Although there have been many improvements in materials, miniaturization, and overall performance, loudspeaker technology has not fundamentally changed since its introduction in the 1920s. Provided that they aren’t used outside their performance specifications, the drivers and cones can last decades. Other components inside speakers include magnets made out of ferrous and rare earth materials that do not expire.

[Source: ZDNet]

A Brief History of Open Source Software (part 1)

Everybody uses open source software (OSS) today. Millions of people contribute to the code itself. Indeed, a substantial percentage of the users and creators of OSS today are young enough to have never known a world that didn’t rely on OSS. In other words, it’s very easy to take this remarkable product of open collaboration for granted. But that would be a mistake, especially given how unlikely it was that such a unique phenomenon could ever have taken hold. If you’ve never had reason to wonder how all this came about, this three part series is for you. In it, I’ll review how remote developers began to collaborate to create OSS, how the legal tools to make its distribution possible evolved, and how the world came to embrace it.
[Author: Andy Updegrove]

Dfinity launches an open-source platform aimed at the social networking giants

When Dfinity raised $102 million in funding in 2018 at a $2 billion valuation in a round jointly led by Andreessen Horowitz and Polychain Capital, it was thought of as a step-change in the world of blockchain technology. In an area that was synonymous with generating a lot of headlines around cryptocurrency speculation, this was a shift in focus, looking instead at the architecture behind Bitcoin, Ethereum and the rest, and how it could be used for more than just “mining,” distributing and using new financial instruments — with a major, mainstream VC backing the idea, no less.

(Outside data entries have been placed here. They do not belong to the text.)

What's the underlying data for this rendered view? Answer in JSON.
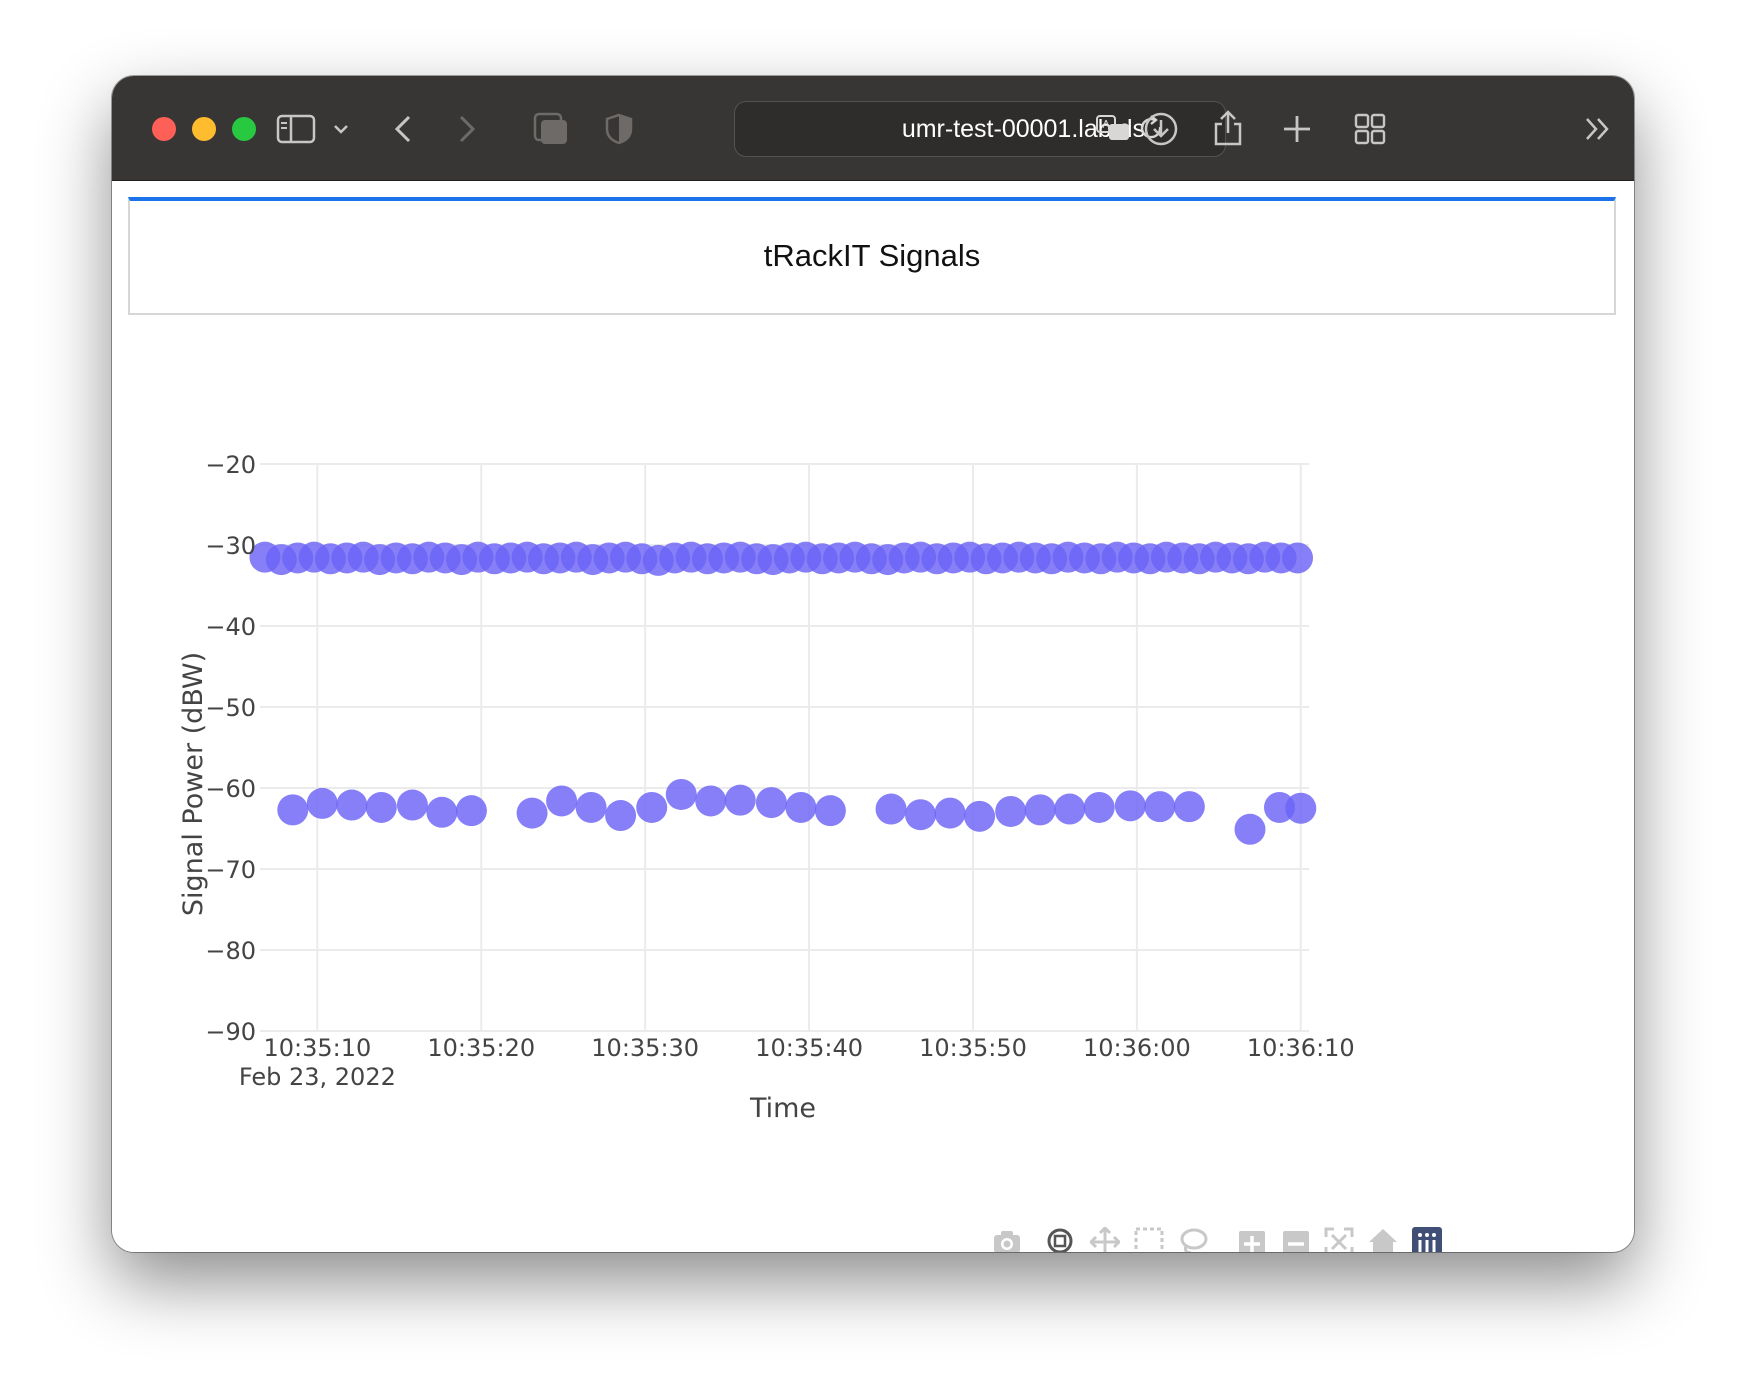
{
  "browser": {
    "url": "umr-test-00001.lab.ds"
  },
  "page": {
    "title": "tRackIT Signals"
  },
  "chart_data": {
    "type": "scatter",
    "title": "",
    "xlabel": "Time",
    "ylabel": "Signal Power (dBW)",
    "ylim": [
      -90,
      -20
    ],
    "yticks": [
      -20,
      -30,
      -40,
      -50,
      -60,
      -70,
      -80,
      -90
    ],
    "ytick_labels": [
      "−20",
      "−30",
      "−40",
      "−50",
      "−60",
      "−70",
      "−80",
      "−90"
    ],
    "x_date": "Feb 23, 2022",
    "xlim": [
      "10:35:06.5",
      "10:36:10.5"
    ],
    "xticks": [
      "10:35:10",
      "10:35:20",
      "10:35:30",
      "10:35:40",
      "10:35:50",
      "10:36:00",
      "10:36:10"
    ],
    "xtick_labels": [
      "10:35:10",
      "10:35:20",
      "10:35:30",
      "10:35:40",
      "10:35:50",
      "10:36:00",
      "10:36:10"
    ],
    "xtick_sublabel": "Feb 23, 2022",
    "grid": true,
    "marker_color": "#6b63f5",
    "series": [
      {
        "x": [
          "10:35:06.8",
          "10:35:07.8",
          "10:35:08.8",
          "10:35:09.8",
          "10:35:10.8",
          "10:35:11.8",
          "10:35:12.8",
          "10:35:13.8",
          "10:35:14.8",
          "10:35:15.8",
          "10:35:16.8",
          "10:35:17.8",
          "10:35:18.8",
          "10:35:19.8",
          "10:35:20.8",
          "10:35:21.8",
          "10:35:22.8",
          "10:35:23.8",
          "10:35:24.8",
          "10:35:25.8",
          "10:35:26.8",
          "10:35:27.8",
          "10:35:28.8",
          "10:35:29.8",
          "10:35:30.8",
          "10:35:31.8",
          "10:35:32.8",
          "10:35:33.8",
          "10:35:34.8",
          "10:35:35.8",
          "10:35:36.8",
          "10:35:37.8",
          "10:35:38.8",
          "10:35:39.8",
          "10:35:40.8",
          "10:35:41.8",
          "10:35:42.8",
          "10:35:43.8",
          "10:35:44.8",
          "10:35:45.8",
          "10:35:46.8",
          "10:35:47.8",
          "10:35:48.8",
          "10:35:49.8",
          "10:35:50.8",
          "10:35:51.8",
          "10:35:52.8",
          "10:35:53.8",
          "10:35:54.8",
          "10:35:55.8",
          "10:35:56.8",
          "10:35:57.8",
          "10:35:58.8",
          "10:35:59.8",
          "10:36:00.8",
          "10:36:01.8",
          "10:36:02.8",
          "10:36:03.8",
          "10:36:04.8",
          "10:36:05.8",
          "10:36:06.8",
          "10:36:07.8",
          "10:36:08.8",
          "10:36:09.8"
        ],
        "y": [
          -31.5,
          -31.8,
          -31.6,
          -31.5,
          -31.7,
          -31.6,
          -31.5,
          -31.8,
          -31.6,
          -31.7,
          -31.5,
          -31.6,
          -31.8,
          -31.5,
          -31.7,
          -31.6,
          -31.5,
          -31.7,
          -31.6,
          -31.5,
          -31.8,
          -31.6,
          -31.5,
          -31.7,
          -31.9,
          -31.6,
          -31.5,
          -31.7,
          -31.6,
          -31.5,
          -31.7,
          -31.8,
          -31.6,
          -31.5,
          -31.7,
          -31.6,
          -31.5,
          -31.7,
          -31.8,
          -31.6,
          -31.5,
          -31.7,
          -31.6,
          -31.5,
          -31.7,
          -31.6,
          -31.5,
          -31.6,
          -31.7,
          -31.5,
          -31.6,
          -31.7,
          -31.5,
          -31.6,
          -31.7,
          -31.5,
          -31.6,
          -31.7,
          -31.5,
          -31.6,
          -31.7,
          -31.5,
          -31.6,
          -31.6
        ]
      },
      {
        "x": [
          "10:35:08.5",
          "10:35:10.3",
          "10:35:12.1",
          "10:35:13.9",
          "10:35:15.8",
          "10:35:17.6",
          "10:35:19.4",
          "10:35:23.1",
          "10:35:24.9",
          "10:35:26.7",
          "10:35:28.5",
          "10:35:30.4",
          "10:35:32.2",
          "10:35:34.0",
          "10:35:35.8",
          "10:35:37.7",
          "10:35:39.5",
          "10:35:41.3",
          "10:35:45.0",
          "10:35:46.8",
          "10:35:48.6",
          "10:35:50.4",
          "10:35:52.3",
          "10:35:54.1",
          "10:35:55.9",
          "10:35:57.7",
          "10:35:59.6",
          "10:36:01.4",
          "10:36:03.2",
          "10:36:06.9",
          "10:36:08.7",
          "10:36:10.0"
        ],
        "y": [
          -62.7,
          -61.9,
          -62.1,
          -62.4,
          -62.1,
          -63.0,
          -62.8,
          -63.1,
          -61.6,
          -62.4,
          -63.4,
          -62.4,
          -60.8,
          -61.6,
          -61.5,
          -61.8,
          -62.4,
          -62.8,
          -62.6,
          -63.3,
          -63.1,
          -63.5,
          -62.9,
          -62.7,
          -62.6,
          -62.4,
          -62.2,
          -62.3,
          -62.3,
          -65.1,
          -62.4,
          -62.5
        ]
      }
    ]
  }
}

Dfinity launched with a very lofty goal: to build what it called the “Internet Computer”: a decentralized and non-proprietary network to run the next generation of mega-applications. It dubbed this public network “Cloud 3.0”.

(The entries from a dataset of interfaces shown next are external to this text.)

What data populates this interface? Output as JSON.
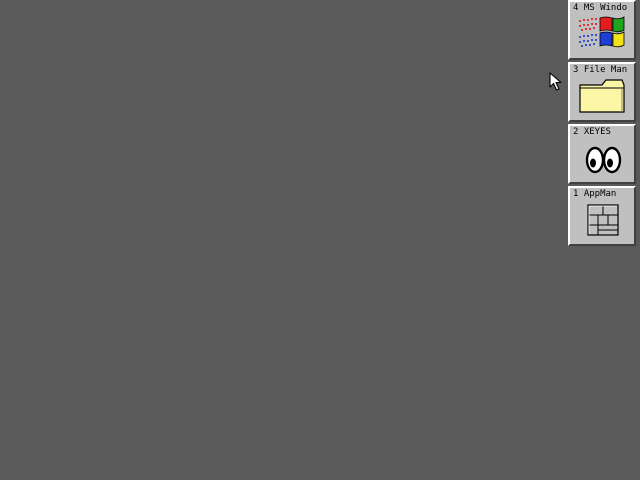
{
  "desktop": {
    "background_color": "#5a5a5a"
  },
  "dock": {
    "items": [
      {
        "label": "4 MS Windo",
        "icon": "windows-logo-icon"
      },
      {
        "label": "3 File Man",
        "icon": "folder-icon"
      },
      {
        "label": "2 XEYES",
        "icon": "eyes-icon"
      },
      {
        "label": "1 AppMan",
        "icon": "app-manager-icon"
      }
    ]
  },
  "colors": {
    "tile_face": "#c0c0c0",
    "bevel_light": "#ffffff",
    "bevel_dark": "#404040",
    "win_red": "#e21d1d",
    "win_green": "#1ea51e",
    "win_blue": "#1d3fd6",
    "win_yellow": "#f2e21a",
    "folder_fill": "#fbf5a6"
  },
  "cursor": {
    "icon": "arrow-cursor-icon"
  }
}
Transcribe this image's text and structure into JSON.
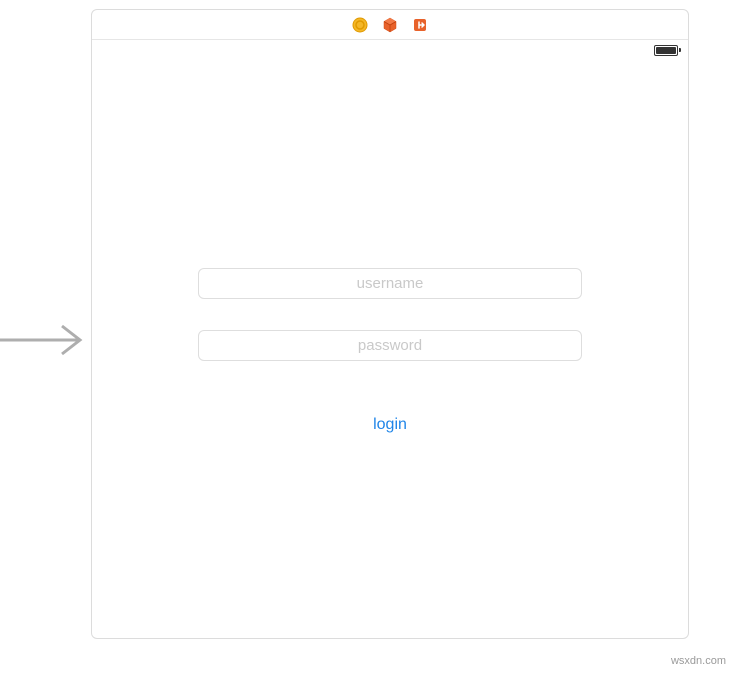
{
  "toolbar": {
    "icons": [
      "coin-icon",
      "cube-icon",
      "logout-icon"
    ]
  },
  "form": {
    "username_placeholder": "username",
    "password_placeholder": "password",
    "login_label": "login"
  },
  "watermark": "wsxdn.com"
}
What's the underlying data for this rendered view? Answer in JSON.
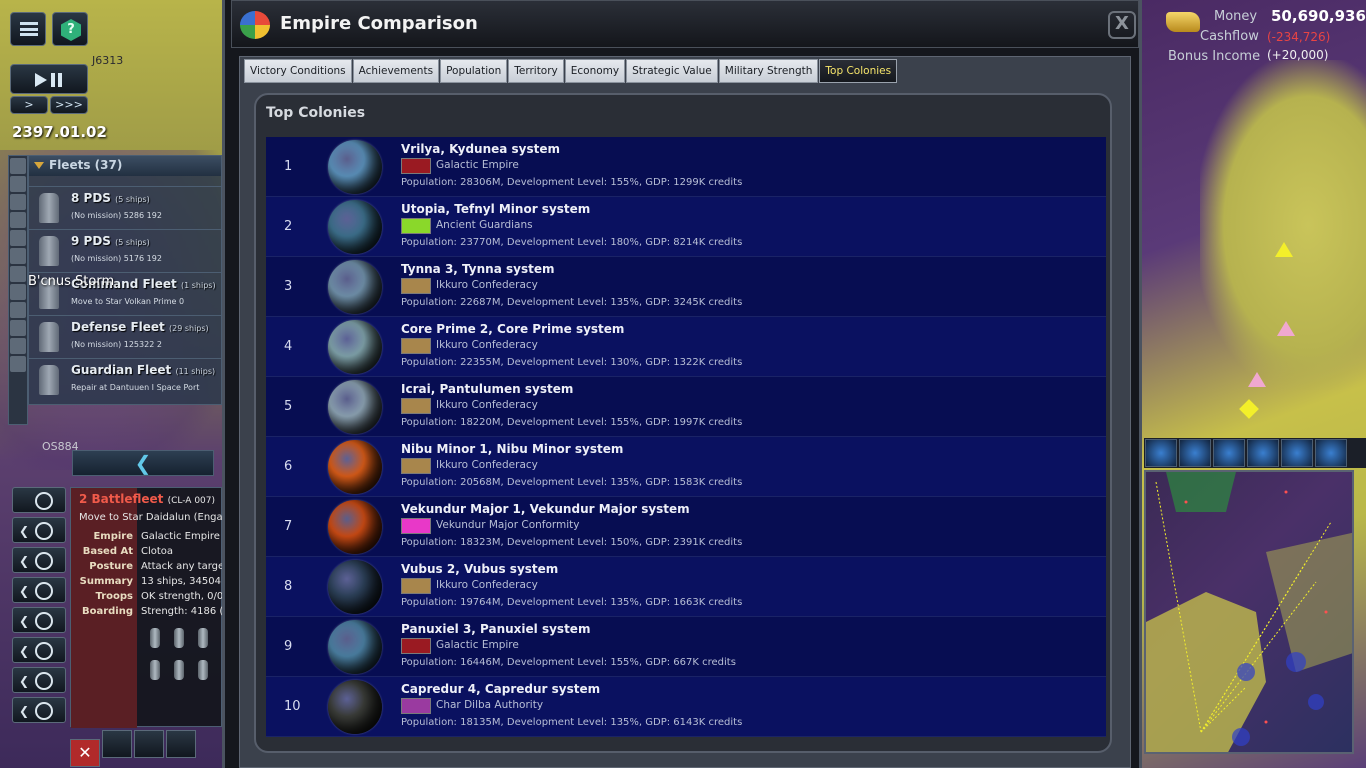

Now, it looks like this Cloud is now about to break.

[Source: TechCrunch]

Linux 5.5 Ready To Shine With Navi Overclocking, Raspberry Pi 4 Support, Wake-On-Voice

Everything is aligning that the Linux 5.5 kernel is likely to be released this coming Sunday rather than being pushed off for another week of testing.

As it’s been two months since the Linux 5.5 merge window and already we’ve been quite busy talking about material on deck for Linux 5.6, here is a look back at some of the new features and changes of Linux 5.5…

[Source: Phoronix]

Librem 5 phone hands-on—Open source phone shows the cost of being different

Big companies like Samsung and Apple have enough money, control, and connections to move the supply chain in whatever direction they want. In terms of smaller companies, though, there is a single one trying to blaze its own path: Purism, the maker of open source Linux laptops, is building the Librem 5 smartphone. Not only is the OS open source and based on GNU/Linux—not Android—the hardware is open source, too. The core components have open source firmware, and there are even public hardware schematics. This is as close as you’re going to get to a totally open source smartphone.

[Source: ArsTechnica]

FSF Wants Microsoft To Open Source Windows 7

More than 10 years on from its campaign to persuade users to dump Windows 7 for a non-proprietary alternative, the Free Software Foundation (FSF) has kicked off a petition to urge Microsoft to open-source the recently snuffed software.

On the face of it, the logic seems pretty simple. On 14 January Windows 7 reached its end of life as Microsoft turned off the free security update taps with a final fix (which seemed to bork desktop wallpapers for some users).

“Its life doesn’t have to end,” cried the foundation. “We call on Microsoft to upcycle it instead.”

[Source: The Register]